• DATA EXCERPTS
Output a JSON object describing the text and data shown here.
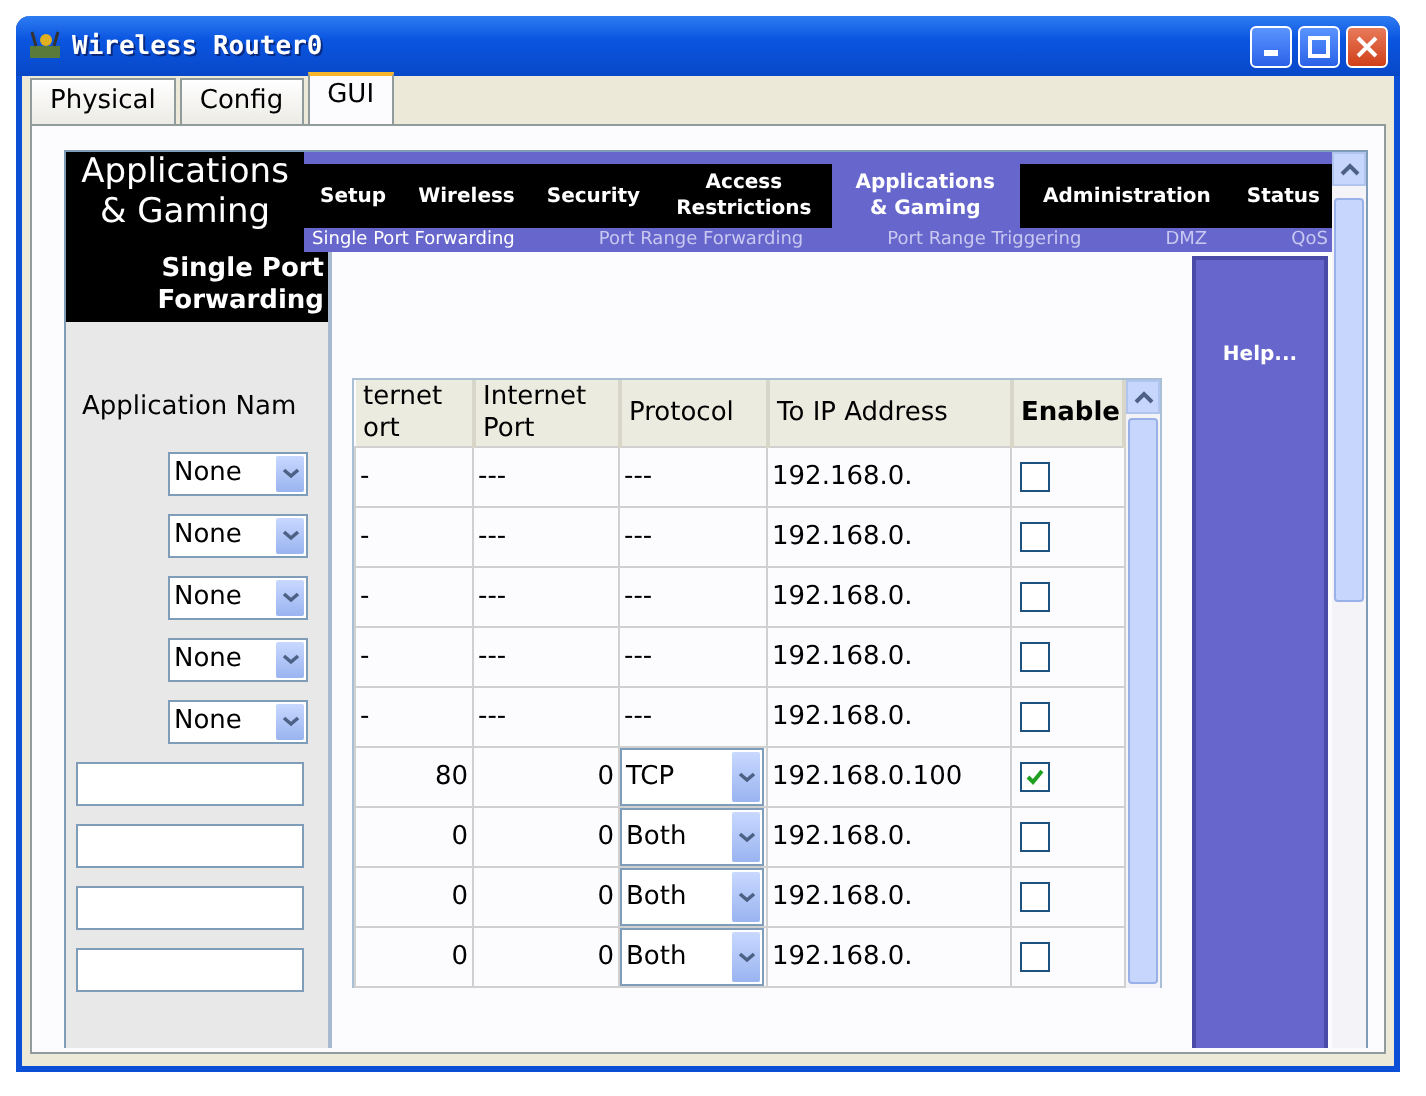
{
  "window": {
    "title": "Wireless Router0"
  },
  "tabs": [
    {
      "label": "Physical",
      "selected": false
    },
    {
      "label": "Config",
      "selected": false
    },
    {
      "label": "GUI",
      "selected": true
    }
  ],
  "header": {
    "section_title": "Applications & Gaming",
    "nav": [
      {
        "label": "Setup",
        "selected": false
      },
      {
        "label": "Wireless",
        "selected": false
      },
      {
        "label": "Security",
        "selected": false
      },
      {
        "label": "Access Restrictions",
        "selected": false
      },
      {
        "label": "Applications & Gaming",
        "selected": true
      },
      {
        "label": "Administration",
        "selected": false
      },
      {
        "label": "Status",
        "selected": false
      }
    ],
    "subnav": [
      {
        "label": "Single Port Forwarding",
        "selected": true
      },
      {
        "label": "Port Range Forwarding",
        "selected": false
      },
      {
        "label": "Port Range Triggering",
        "selected": false
      },
      {
        "label": "DMZ",
        "selected": false
      },
      {
        "label": "QoS",
        "selected": false
      }
    ]
  },
  "sidebar": {
    "title": "Single Port Forwarding",
    "label": "Application Nam",
    "fields": [
      {
        "kind": "select",
        "value": "None"
      },
      {
        "kind": "select",
        "value": "None"
      },
      {
        "kind": "select",
        "value": "None"
      },
      {
        "kind": "select",
        "value": "None"
      },
      {
        "kind": "select",
        "value": "None"
      },
      {
        "kind": "input"
      },
      {
        "kind": "input"
      },
      {
        "kind": "input"
      },
      {
        "kind": "input"
      }
    ]
  },
  "table": {
    "columns": [
      "ternet ort",
      "Internet Port",
      "Protocol",
      "To IP Address",
      "Enable"
    ],
    "rows": [
      {
        "kind": "static",
        "external_port": "-",
        "internal_port": "---",
        "protocol": "---",
        "ip": "192.168.0.",
        "enabled": false
      },
      {
        "kind": "static",
        "external_port": "-",
        "internal_port": "---",
        "protocol": "---",
        "ip": "192.168.0.",
        "enabled": false
      },
      {
        "kind": "static",
        "external_port": "-",
        "internal_port": "---",
        "protocol": "---",
        "ip": "192.168.0.",
        "enabled": false
      },
      {
        "kind": "static",
        "external_port": "-",
        "internal_port": "---",
        "protocol": "---",
        "ip": "192.168.0.",
        "enabled": false
      },
      {
        "kind": "static",
        "external_port": "-",
        "internal_port": "---",
        "protocol": "---",
        "ip": "192.168.0.",
        "enabled": false
      },
      {
        "kind": "editable",
        "external_port": "80",
        "internal_port": "0",
        "protocol": "TCP",
        "ip": "192.168.0.100",
        "enabled": true
      },
      {
        "kind": "editable",
        "external_port": "0",
        "internal_port": "0",
        "protocol": "Both",
        "ip": "192.168.0.",
        "enabled": false
      },
      {
        "kind": "editable",
        "external_port": "0",
        "internal_port": "0",
        "protocol": "Both",
        "ip": "192.168.0.",
        "enabled": false
      },
      {
        "kind": "editable",
        "external_port": "0",
        "internal_port": "0",
        "protocol": "Both",
        "ip": "192.168.0.",
        "enabled": false
      }
    ]
  },
  "help": {
    "label": "Help..."
  }
}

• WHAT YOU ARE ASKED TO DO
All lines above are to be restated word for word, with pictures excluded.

• COMPLETED TASK
Output a JSON object describing the text and data shown here.
{
  "window": {
    "title": "Wireless Router0"
  },
  "tabs": [
    {
      "label": "Physical",
      "selected": false
    },
    {
      "label": "Config",
      "selected": false
    },
    {
      "label": "GUI",
      "selected": true
    }
  ],
  "header": {
    "section_title": "Applications & Gaming",
    "nav": [
      {
        "label": "Setup",
        "selected": false
      },
      {
        "label": "Wireless",
        "selected": false
      },
      {
        "label": "Security",
        "selected": false
      },
      {
        "label": "Access Restrictions",
        "selected": false
      },
      {
        "label": "Applications & Gaming",
        "selected": true
      },
      {
        "label": "Administration",
        "selected": false
      },
      {
        "label": "Status",
        "selected": false
      }
    ],
    "subnav": [
      {
        "label": "Single Port Forwarding",
        "selected": true
      },
      {
        "label": "Port Range Forwarding",
        "selected": false
      },
      {
        "label": "Port Range Triggering",
        "selected": false
      },
      {
        "label": "DMZ",
        "selected": false
      },
      {
        "label": "QoS",
        "selected": false
      }
    ]
  },
  "sidebar": {
    "title": "Single Port Forwarding",
    "label": "Application Nam",
    "fields": [
      {
        "kind": "select",
        "value": "None"
      },
      {
        "kind": "select",
        "value": "None"
      },
      {
        "kind": "select",
        "value": "None"
      },
      {
        "kind": "select",
        "value": "None"
      },
      {
        "kind": "select",
        "value": "None"
      },
      {
        "kind": "input"
      },
      {
        "kind": "input"
      },
      {
        "kind": "input"
      },
      {
        "kind": "input"
      }
    ]
  },
  "table": {
    "columns": [
      "ternet ort",
      "Internet Port",
      "Protocol",
      "To IP Address",
      "Enable"
    ],
    "rows": [
      {
        "kind": "static",
        "external_port": "-",
        "internal_port": "---",
        "protocol": "---",
        "ip": "192.168.0.",
        "enabled": false
      },
      {
        "kind": "static",
        "external_port": "-",
        "internal_port": "---",
        "protocol": "---",
        "ip": "192.168.0.",
        "enabled": false
      },
      {
        "kind": "static",
        "external_port": "-",
        "internal_port": "---",
        "protocol": "---",
        "ip": "192.168.0.",
        "enabled": false
      },
      {
        "kind": "static",
        "external_port": "-",
        "internal_port": "---",
        "protocol": "---",
        "ip": "192.168.0.",
        "enabled": false
      },
      {
        "kind": "static",
        "external_port": "-",
        "internal_port": "---",
        "protocol": "---",
        "ip": "192.168.0.",
        "enabled": false
      },
      {
        "kind": "editable",
        "external_port": "80",
        "internal_port": "0",
        "protocol": "TCP",
        "ip": "192.168.0.100",
        "enabled": true
      },
      {
        "kind": "editable",
        "external_port": "0",
        "internal_port": "0",
        "protocol": "Both",
        "ip": "192.168.0.",
        "enabled": false
      },
      {
        "kind": "editable",
        "external_port": "0",
        "internal_port": "0",
        "protocol": "Both",
        "ip": "192.168.0.",
        "enabled": false
      },
      {
        "kind": "editable",
        "external_port": "0",
        "internal_port": "0",
        "protocol": "Both",
        "ip": "192.168.0.",
        "enabled": false
      }
    ]
  },
  "help": {
    "label": "Help..."
  }
}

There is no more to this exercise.